** Opening Exercise materials block **

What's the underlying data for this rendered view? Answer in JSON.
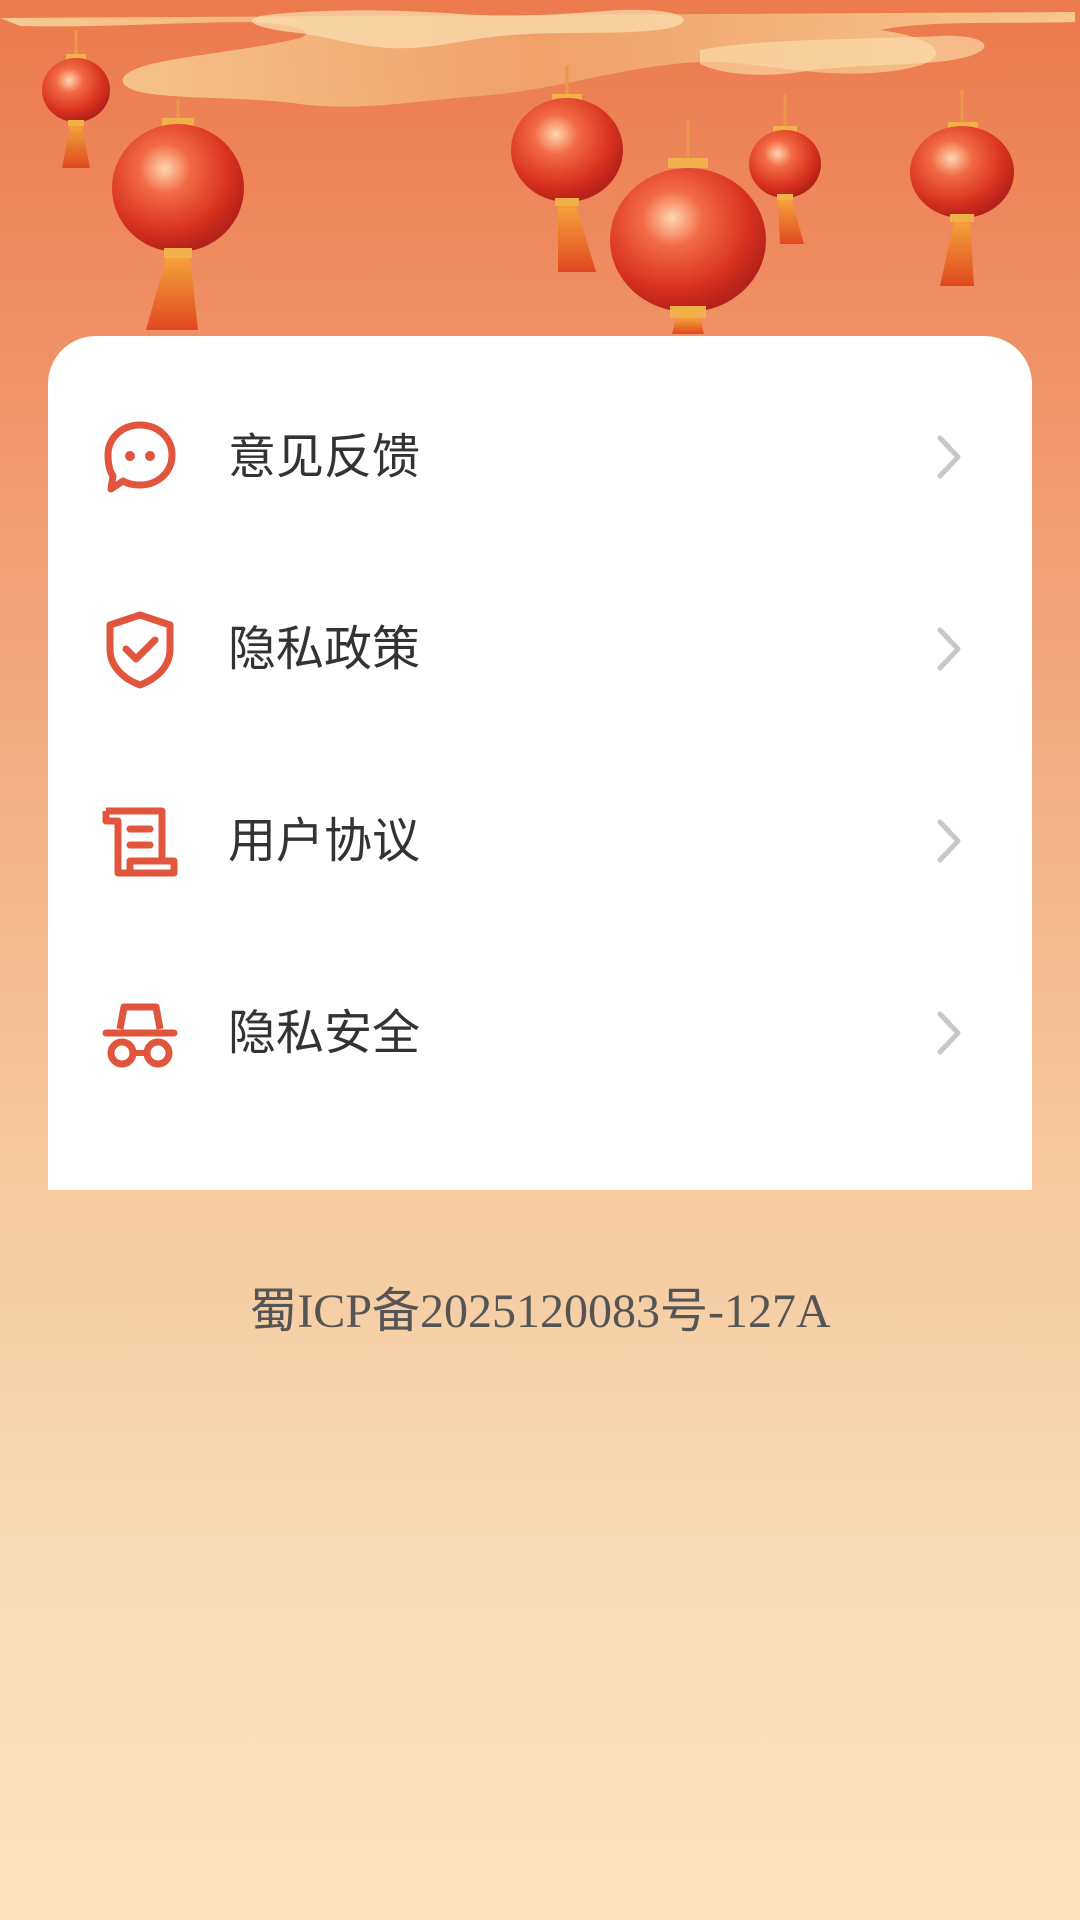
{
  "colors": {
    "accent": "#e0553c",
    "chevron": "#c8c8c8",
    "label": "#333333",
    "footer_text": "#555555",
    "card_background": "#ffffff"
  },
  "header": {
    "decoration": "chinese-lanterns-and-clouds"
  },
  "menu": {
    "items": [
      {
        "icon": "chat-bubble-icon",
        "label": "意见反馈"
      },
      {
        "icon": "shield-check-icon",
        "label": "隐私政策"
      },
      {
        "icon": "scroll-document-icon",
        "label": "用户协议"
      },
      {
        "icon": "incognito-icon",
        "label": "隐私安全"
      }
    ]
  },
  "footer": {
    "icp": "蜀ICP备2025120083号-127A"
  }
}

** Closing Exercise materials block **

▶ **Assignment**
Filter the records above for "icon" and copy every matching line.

▶ **Result**
        "icon": "chat-bubble-icon",
        "icon": "shield-check-icon",
        "icon": "scroll-document-icon",
        "icon": "incognito-icon",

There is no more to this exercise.